The equity markets are important for many reasons (and not just because it gives CNBC something to talk about), but they're important to most people because they're retirement savings are tied up there in their 401k. For people our age, it doesn't matter: we've got another 25 years of working ahead of us, so this decline in the last month won't hurt us in the long term. But for people like our parents, who have a lot of their net worth tied up in stocks, this is really bad news as it's unlikely to recover anytime soon.

After all those things that usually did work didn't work, the G7 had to take the extraordinary move to part-nationalize some of their banks. This cheered everyone up, and the markets had one of their best days ever on Monday, 13 October, posting 11 percent gains. While the equity markets-- like the New York Stock Exchange-- had this big bounce up, it remains to be seen if credit will finally be loosened up enough between banks to get credit moving again.

While all this was going on, people are still watching the economic reports to see what the overall economic situation is. Nearly everyone is in agreement that a global recession will take place. (Very important: While lots of people throw the word "recession" around the technical definition is this: You need two consecutive quarters of negative GDP (gross domestic product) to take place. That hasn't happened yet, but it will).

Things are dire, make no mistake about it. The big question is this: have we hit the bottom, or do we still have farther to go?

Friday, October 10, 2008

What the Economist cover SHOULD have been this week

(Sorry. MarathonMum has strayed somewhat from her "Family Newspaper" stance on obscenities, but this was far too funny not to post. Thanks Anne!)

Wednesday, October 08, 2008

Another Fun Morning Getting Ready for School

The weather has turned definitely autumnal here in London, and so Thing One and Thing Two insisted that they would need their winter hats. Thing Two, in fact, had found a Tigger hat that his grandmother had made him that he wore quite stylishly through breakfast and getting ready time.

But when it was time to leave, Thing Two found another hat that he wanted to wear just as much. So (as you can see) he's wearing both.
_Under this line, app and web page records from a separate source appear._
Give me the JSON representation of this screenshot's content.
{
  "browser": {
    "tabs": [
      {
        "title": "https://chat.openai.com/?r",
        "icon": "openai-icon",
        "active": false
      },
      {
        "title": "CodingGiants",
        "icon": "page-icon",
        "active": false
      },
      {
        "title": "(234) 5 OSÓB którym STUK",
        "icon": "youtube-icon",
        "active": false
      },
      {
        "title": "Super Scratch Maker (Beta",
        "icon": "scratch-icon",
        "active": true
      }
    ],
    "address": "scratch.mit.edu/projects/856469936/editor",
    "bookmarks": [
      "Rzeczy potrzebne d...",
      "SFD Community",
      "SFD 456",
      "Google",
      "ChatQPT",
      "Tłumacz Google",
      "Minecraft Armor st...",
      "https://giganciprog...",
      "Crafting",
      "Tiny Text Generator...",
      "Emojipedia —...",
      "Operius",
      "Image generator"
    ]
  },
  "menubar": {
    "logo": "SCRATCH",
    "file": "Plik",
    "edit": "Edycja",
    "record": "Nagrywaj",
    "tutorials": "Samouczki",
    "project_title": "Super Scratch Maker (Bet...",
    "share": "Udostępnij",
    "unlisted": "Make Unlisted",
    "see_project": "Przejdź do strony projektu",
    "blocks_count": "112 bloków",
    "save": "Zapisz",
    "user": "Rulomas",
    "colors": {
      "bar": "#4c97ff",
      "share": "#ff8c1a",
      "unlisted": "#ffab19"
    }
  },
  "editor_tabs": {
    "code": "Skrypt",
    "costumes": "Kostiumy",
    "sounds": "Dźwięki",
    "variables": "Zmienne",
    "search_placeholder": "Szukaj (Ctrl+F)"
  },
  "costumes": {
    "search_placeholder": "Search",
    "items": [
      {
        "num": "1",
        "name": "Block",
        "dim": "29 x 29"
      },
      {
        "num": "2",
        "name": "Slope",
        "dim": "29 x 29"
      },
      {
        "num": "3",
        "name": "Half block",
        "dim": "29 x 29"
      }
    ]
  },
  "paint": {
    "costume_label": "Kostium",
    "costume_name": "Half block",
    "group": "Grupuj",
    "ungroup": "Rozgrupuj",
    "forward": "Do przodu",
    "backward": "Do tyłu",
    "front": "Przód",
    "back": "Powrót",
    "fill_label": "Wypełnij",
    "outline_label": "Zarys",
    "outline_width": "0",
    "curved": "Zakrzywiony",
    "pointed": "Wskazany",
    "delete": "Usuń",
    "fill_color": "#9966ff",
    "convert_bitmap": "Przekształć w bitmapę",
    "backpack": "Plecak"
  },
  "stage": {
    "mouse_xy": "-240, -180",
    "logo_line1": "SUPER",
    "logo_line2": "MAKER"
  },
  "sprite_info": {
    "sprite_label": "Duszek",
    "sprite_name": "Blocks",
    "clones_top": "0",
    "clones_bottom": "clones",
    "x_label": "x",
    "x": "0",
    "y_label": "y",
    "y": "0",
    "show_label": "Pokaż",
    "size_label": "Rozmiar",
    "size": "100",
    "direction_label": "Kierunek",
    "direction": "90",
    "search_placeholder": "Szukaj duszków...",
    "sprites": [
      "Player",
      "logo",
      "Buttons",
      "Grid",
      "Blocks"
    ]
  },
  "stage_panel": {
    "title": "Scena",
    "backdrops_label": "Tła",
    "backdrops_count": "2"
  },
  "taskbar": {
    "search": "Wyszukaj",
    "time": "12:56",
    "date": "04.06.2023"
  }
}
As we approached school, one our friends said to him, "Love, you look as though you're ready for the asylum!" I scolded her, telling her that he was only five and he could get away with sartorial misdeeds like that one. Besides, he looks great.